Ryan was part of some all-time history-making moments during his time with the Albion – scoring at St James’s Park in the 3-1 win over Newcastle on 5 May 1979 to clinch promotion to the top division for the first time, and burying the only goal of the game as unfancied Albion beat Brian Clough’s European champions Nottingham Forest, who’d previously not lost at home for two and a half years.
My personal favourite came on 29 December 1979 at the Goldstone when he ran virtually the entire length of a boggy, bobbly pitch to score past Joe Corrigan in the goal at the South Stand end to top off a 4-1 win over Manchester City.
It was one of the most superb individual goals I saw scored and, when he was trying to recuperate from the horrific leg break which ultimately ended his career, I wrote to him in hospital to say what a special memory it held for me.
I was delighted to receive a grateful reply from him, and he has held a special place in my Albion memory bank ever since.
There were other stand-out occasions, two of which came against Liverpool:
in February 1983 at Anfield when he opened the scoring in Albion’s memorable 2-1 FA Cup triumph en route to the final, and, in the following season, at the Goldstone when he and Terry Connor were on target in Second Division Albion’s 2-0 win over the Reds in the same competition, the first-ever live FA Cup match (other than finals) to be shown (previously any television coverage of FA Cup ties was only ever recorded highlights).
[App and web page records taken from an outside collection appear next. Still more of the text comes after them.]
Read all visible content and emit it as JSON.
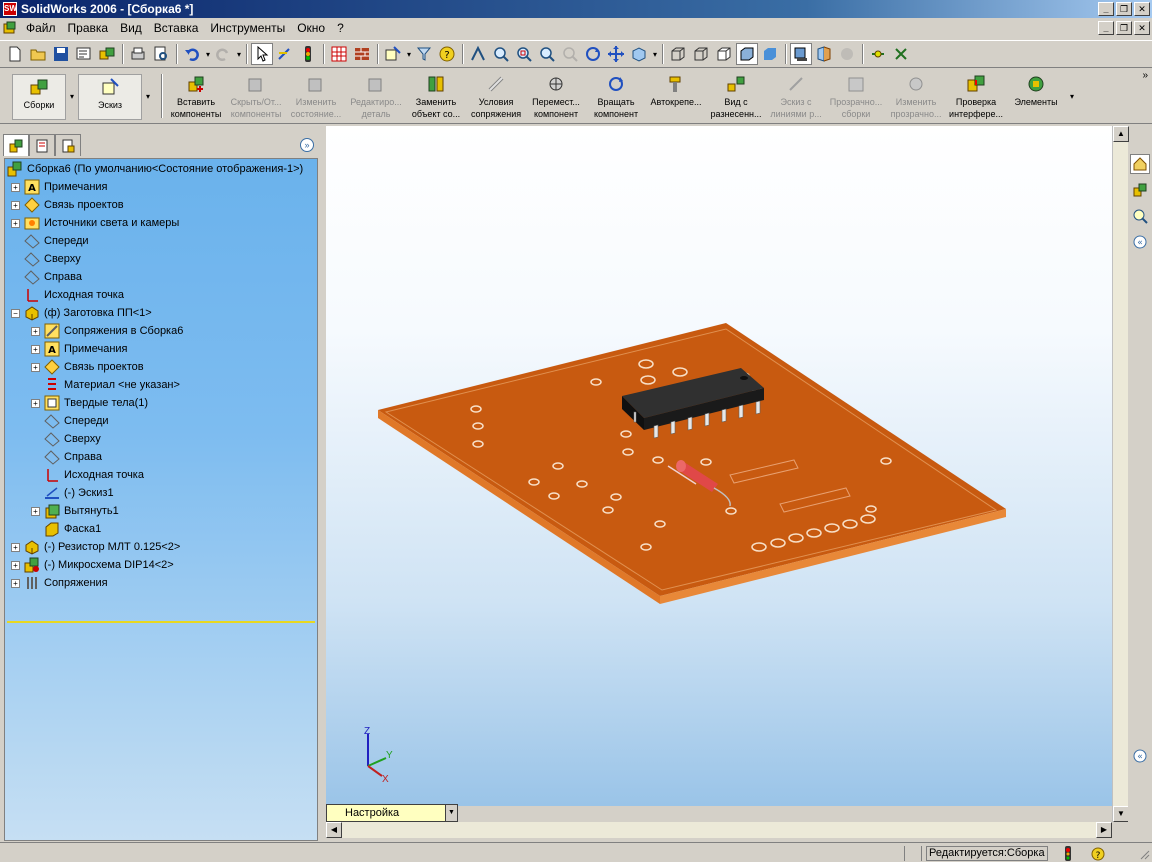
{
  "window": {
    "title": "SolidWorks 2006 - [Сборка6 *]",
    "app_icon": "SW"
  },
  "menu": {
    "items": [
      "Файл",
      "Правка",
      "Вид",
      "Вставка",
      "Инструменты",
      "Окно",
      "?"
    ]
  },
  "command_manager": {
    "items": [
      {
        "label": "Сборки",
        "enabled": true,
        "icon": "assembly-icon"
      },
      {
        "label": "Эскиз",
        "enabled": true,
        "icon": "sketch-icon"
      },
      {
        "label": "Вставить компоненты",
        "enabled": true,
        "icon": "insert-components-icon"
      },
      {
        "label": "Скрыть/От... компоненты",
        "enabled": false,
        "icon": "hide-show-components-icon"
      },
      {
        "label": "Изменить состояние...",
        "enabled": false,
        "icon": "change-state-icon"
      },
      {
        "label": "Редактиро... деталь",
        "enabled": false,
        "icon": "edit-part-icon"
      },
      {
        "label": "Заменить объект со...",
        "enabled": true,
        "icon": "replace-icon"
      },
      {
        "label": "Условия сопряжения",
        "enabled": true,
        "icon": "mate-icon"
      },
      {
        "label": "Перемест... компонент",
        "enabled": true,
        "icon": "move-component-icon"
      },
      {
        "label": "Вращать компонент",
        "enabled": true,
        "icon": "rotate-component-icon"
      },
      {
        "label": "Автокрепе...",
        "enabled": true,
        "icon": "smart-fasteners-icon"
      },
      {
        "label": "Вид с разнесенн...",
        "enabled": true,
        "icon": "exploded-view-icon"
      },
      {
        "label": "Эскиз с линиями р...",
        "enabled": false,
        "icon": "explode-line-sketch-icon"
      },
      {
        "label": "Прозрачно... сборки",
        "enabled": false,
        "icon": "assembly-transparency-icon"
      },
      {
        "label": "Изменить прозрачно...",
        "enabled": false,
        "icon": "change-transparency-icon"
      },
      {
        "label": "Проверка интерфере...",
        "enabled": true,
        "icon": "interference-detection-icon"
      },
      {
        "label": "Элементы",
        "enabled": true,
        "icon": "features-icon"
      }
    ]
  },
  "feature_tree": {
    "items": [
      {
        "label": "Сборка6  (По умолчанию<Состояние отображения-1>)",
        "level": 0,
        "expand": "",
        "icon": "assembly-icon"
      },
      {
        "label": "Примечания",
        "level": 1,
        "expand": "+",
        "icon": "annotations-icon"
      },
      {
        "label": "Связь проектов",
        "level": 1,
        "expand": "+",
        "icon": "design-binder-icon"
      },
      {
        "label": "Источники света и камеры",
        "level": 1,
        "expand": "+",
        "icon": "lights-cameras-icon"
      },
      {
        "label": "Спереди",
        "level": 1,
        "expand": "",
        "icon": "plane-icon"
      },
      {
        "label": "Сверху",
        "level": 1,
        "expand": "",
        "icon": "plane-icon"
      },
      {
        "label": "Справа",
        "level": 1,
        "expand": "",
        "icon": "plane-icon"
      },
      {
        "label": "Исходная точка",
        "level": 1,
        "expand": "",
        "icon": "origin-icon"
      },
      {
        "label": "(ф) Заготовка ПП<1>",
        "level": 1,
        "expand": "−",
        "icon": "part-icon"
      },
      {
        "label": "Сопряжения в Сборка6",
        "level": 2,
        "expand": "+",
        "icon": "mates-in-icon"
      },
      {
        "label": "Примечания",
        "level": 2,
        "expand": "+",
        "icon": "annotations-icon"
      },
      {
        "label": "Связь проектов",
        "level": 2,
        "expand": "+",
        "icon": "design-binder-icon"
      },
      {
        "label": "Материал <не указан>",
        "level": 2,
        "expand": "",
        "icon": "material-icon"
      },
      {
        "label": "Твердые тела(1)",
        "level": 2,
        "expand": "+",
        "icon": "solid-bodies-icon"
      },
      {
        "label": "Спереди",
        "level": 2,
        "expand": "",
        "icon": "plane-icon"
      },
      {
        "label": "Сверху",
        "level": 2,
        "expand": "",
        "icon": "plane-icon"
      },
      {
        "label": "Справа",
        "level": 2,
        "expand": "",
        "icon": "plane-icon"
      },
      {
        "label": "Исходная точка",
        "level": 2,
        "expand": "",
        "icon": "origin-icon"
      },
      {
        "label": "(-) Эскиз1",
        "level": 2,
        "expand": "",
        "icon": "sketch-icon"
      },
      {
        "label": "Вытянуть1",
        "level": 2,
        "expand": "+",
        "icon": "extrude-icon"
      },
      {
        "label": "Фаска1",
        "level": 2,
        "expand": "",
        "icon": "chamfer-icon"
      },
      {
        "label": "(-) Резистор МЛТ 0.125<2>",
        "level": 1,
        "expand": "+",
        "icon": "part-icon"
      },
      {
        "label": "(-) Микросхема DIP14<2>",
        "level": 1,
        "expand": "+",
        "icon": "subassembly-icon"
      },
      {
        "label": "Сопряжения",
        "level": 1,
        "expand": "+",
        "icon": "mates-icon"
      }
    ]
  },
  "triad": {
    "x": "X",
    "y": "Y",
    "z": "Z"
  },
  "configuration": {
    "value": "Настройка"
  },
  "status": {
    "editing": "Редактируется:Сборка"
  },
  "colors": {
    "tree_bg": "#7dbcf0",
    "pcb": "#c85a10",
    "pcb_edge": "#e07828",
    "chip": "#202020",
    "resistor": "#e05050",
    "rollback_bar": "#e8d820"
  }
}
If the modern-day reader can’t quite put the feat in perspective, it is worth pointing out that Liverpool, managed by Joe Fagan, went on to win the League Cup, the League title and the European Cup that season.
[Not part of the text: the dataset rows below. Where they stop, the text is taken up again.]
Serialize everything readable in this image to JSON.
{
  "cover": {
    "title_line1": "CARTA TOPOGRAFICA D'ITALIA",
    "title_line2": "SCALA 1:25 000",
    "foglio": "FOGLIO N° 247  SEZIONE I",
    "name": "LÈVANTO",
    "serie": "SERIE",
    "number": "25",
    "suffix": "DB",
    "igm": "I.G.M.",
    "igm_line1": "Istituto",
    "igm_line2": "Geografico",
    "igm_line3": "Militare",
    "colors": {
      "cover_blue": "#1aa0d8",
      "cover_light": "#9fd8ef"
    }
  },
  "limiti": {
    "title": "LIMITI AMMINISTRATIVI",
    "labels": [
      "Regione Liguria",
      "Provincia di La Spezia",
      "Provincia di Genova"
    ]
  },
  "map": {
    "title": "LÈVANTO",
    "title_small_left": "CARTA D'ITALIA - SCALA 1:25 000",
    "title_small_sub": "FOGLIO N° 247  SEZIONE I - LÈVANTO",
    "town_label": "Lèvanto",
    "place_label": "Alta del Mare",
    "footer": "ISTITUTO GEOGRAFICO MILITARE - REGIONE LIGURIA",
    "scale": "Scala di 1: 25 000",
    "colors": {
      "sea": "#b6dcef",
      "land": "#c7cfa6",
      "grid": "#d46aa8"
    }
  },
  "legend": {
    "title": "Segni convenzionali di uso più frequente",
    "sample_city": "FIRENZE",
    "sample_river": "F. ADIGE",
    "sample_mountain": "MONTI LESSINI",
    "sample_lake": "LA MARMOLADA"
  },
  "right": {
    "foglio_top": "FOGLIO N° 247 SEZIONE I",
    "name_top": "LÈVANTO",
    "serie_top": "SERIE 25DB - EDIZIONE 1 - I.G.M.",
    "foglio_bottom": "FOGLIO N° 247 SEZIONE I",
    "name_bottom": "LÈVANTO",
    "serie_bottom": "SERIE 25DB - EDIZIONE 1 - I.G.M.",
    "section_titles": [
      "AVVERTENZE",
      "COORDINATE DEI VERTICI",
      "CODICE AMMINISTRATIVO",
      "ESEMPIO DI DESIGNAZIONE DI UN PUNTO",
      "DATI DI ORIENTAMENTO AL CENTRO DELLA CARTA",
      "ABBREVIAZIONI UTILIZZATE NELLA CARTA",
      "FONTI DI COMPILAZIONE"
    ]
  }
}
Danny Wilson hadn’t long since joined the Albion and, in an interview with the Seagull matchday programme in 2003, he recalled: “That has to be my favourite memory from all my time at the Goldstone. Back then, Liverpool were just awesome, and to beat them like we did was virtually unheard of.”
Ryan’s involvement in the 1983 Cup run was hampered by a hamstring injury which meant he missed out on the semi-final. But, in the days of only one substitute, he was on the bench for the final and, when the injured Chris Ramsey couldn’t continue, Ryan went on at Wembley and did a typically thorough job at right-back.
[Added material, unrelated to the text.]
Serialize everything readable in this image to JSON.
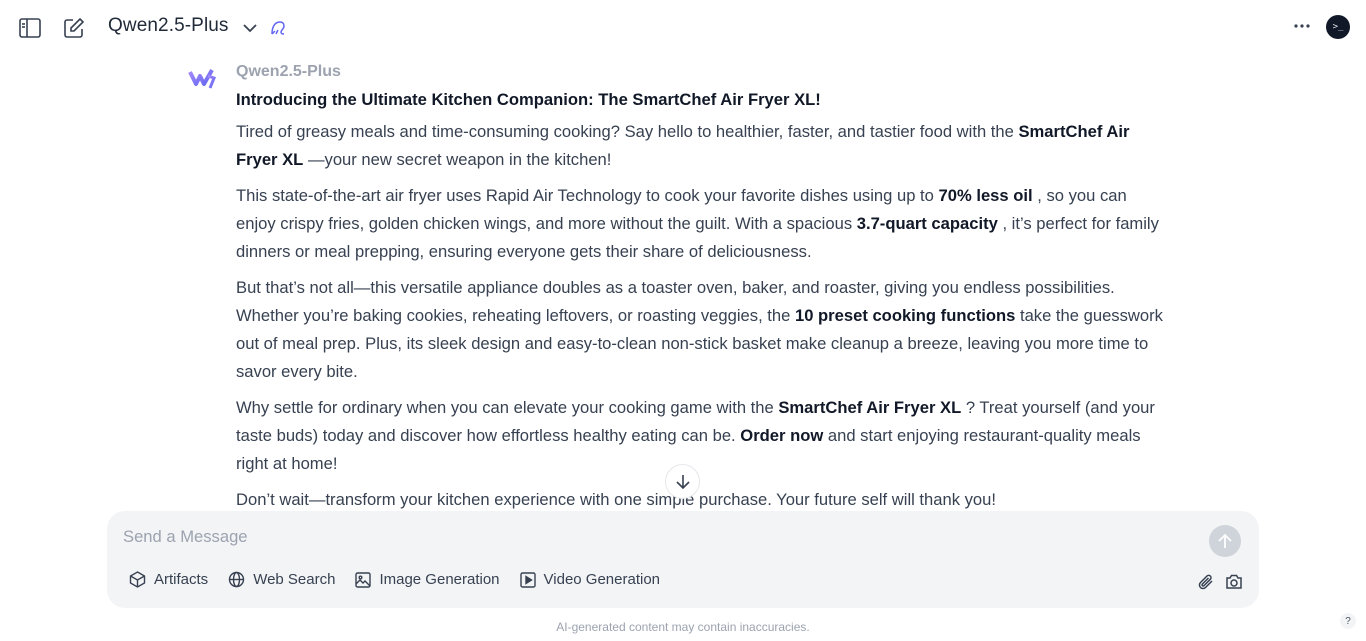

Following Albion’s relegation, as the big-name players departed the Goldstone, Ryan’s versatility and play-anywhere attitude came to the fore and, in his last two seasons with the club he was often selected as a centre-forward, although he was not a prolific goalscorer from that position.
After he was forced to quit playing, Ryan took what was then quite a familiar route for ex-players and became a pub licensee, running the Witch Inn at Lindfield, near Haywards Heath.
However, when another of his former Republic of Ireland teammates, Liam Brady, was appointed Albion manager in 1994, it was an inspired choice for him to appoint Ryan as his assistant.
When that all-too-brief managerial spell came to a messy close, Ryan returned to his pub.
When in August 2007 Ryan suffered a stroke, it was testimony to his popularity amongst Albion fans that he was still making the news such a long time after his association with the club had ended.
Three years later, he was diagnosed with kidney cancer but he made a full recovery and when Albion met Derby for a Championship clash in April 2016, he returned to Brighton from the home he shares with his mother in Walkinstown, a suburb to the south of Dublin close to the mountains where he grew up.
Pictures from a variety of sources but mainly from my scrapbook, the matchday programme and The Argus.